• [To do] Search each line below for "accept", then return the lines where it appears.

• [Source data]
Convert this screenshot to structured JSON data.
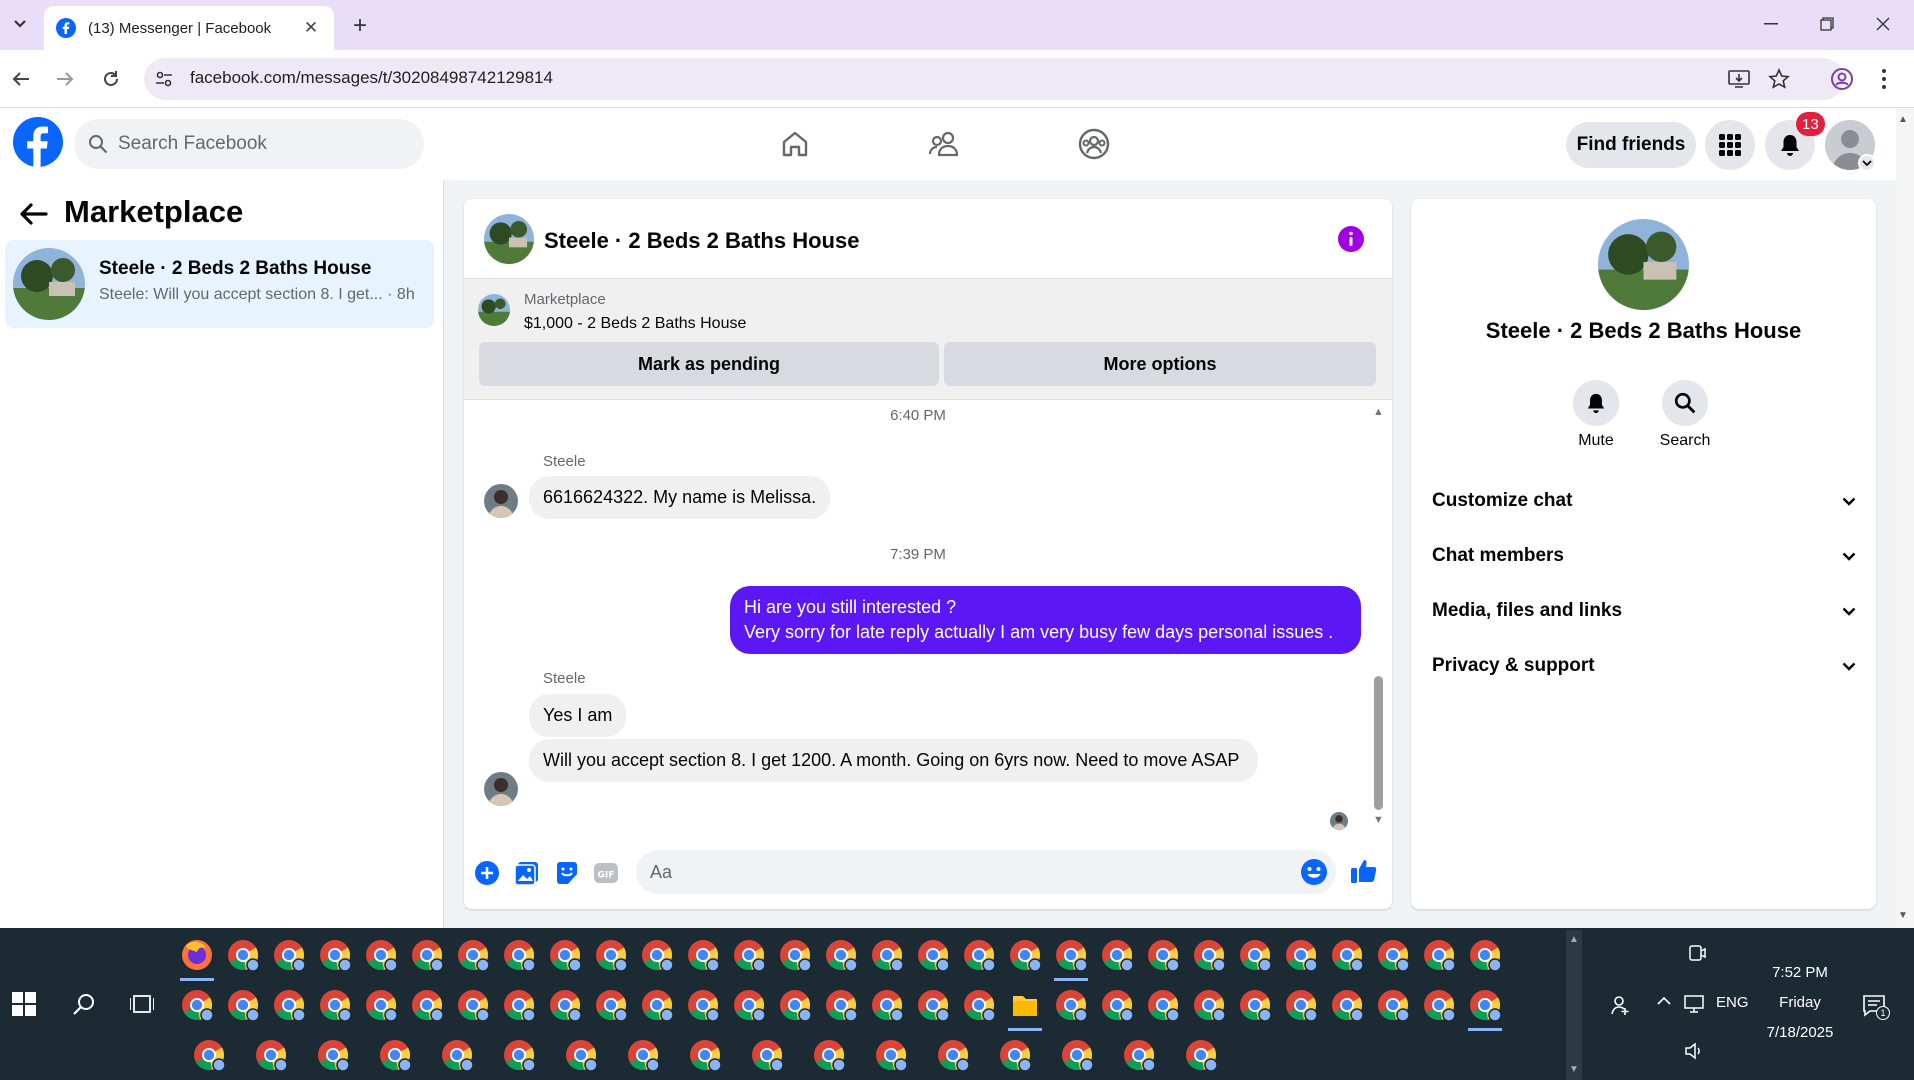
{
  "browser": {
    "tab_title": "(13) Messenger | Facebook",
    "url": "facebook.com/messages/t/30208498742129814"
  },
  "header": {
    "search_placeholder": "Search Facebook",
    "find_friends_label": "Find friends",
    "notification_count": "13"
  },
  "left_panel": {
    "title": "Marketplace",
    "conversations": [
      {
        "title": "Steele · 2 Beds 2 Baths House",
        "preview": "Steele: Will you accept section 8. I get...",
        "time": "· 8h"
      }
    ]
  },
  "chat": {
    "title": "Steele · 2 Beds 2 Baths House",
    "listing": {
      "label": "Marketplace",
      "price_title": "$1,000 - 2 Beds 2 Baths House",
      "mark_pending_label": "Mark as pending",
      "more_options_label": "More options"
    },
    "messages": {
      "ts1": "6:40 PM",
      "sender1": "Steele",
      "msg1": "6616624322. My name is Melissa.",
      "ts2": "7:39 PM",
      "out_line1": "Hi are you still interested ?",
      "out_line2": "Very sorry for late reply actually I am very busy few days personal issues .",
      "sender2": "Steele",
      "msg2": "Yes I am",
      "msg3": "Will you accept section 8. I get 1200. A month. Going on 6yrs now. Need to move ASAP"
    },
    "composer_placeholder": "Aa"
  },
  "right_panel": {
    "title": "Steele · 2 Beds 2 Baths House",
    "mute_label": "Mute",
    "search_label": "Search",
    "sections": [
      "Customize chat",
      "Chat members",
      "Media, files and links",
      "Privacy & support"
    ]
  },
  "taskbar": {
    "time": "7:52 PM",
    "day": "Friday",
    "date": "7/18/2025",
    "lang": "ENG",
    "notif_count": "1"
  },
  "colors": {
    "fb_blue": "#0866ff",
    "messenger_purple": "#5b18f5",
    "badge_red": "#e41e3f"
  }
}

• [Solution to the exercise]
        "preview": "Steele: Will you accept section 8. I get...",
      "msg3": "Will you accept section 8. I get 1200. A month. Going on 6yrs now. Need to move ASAP"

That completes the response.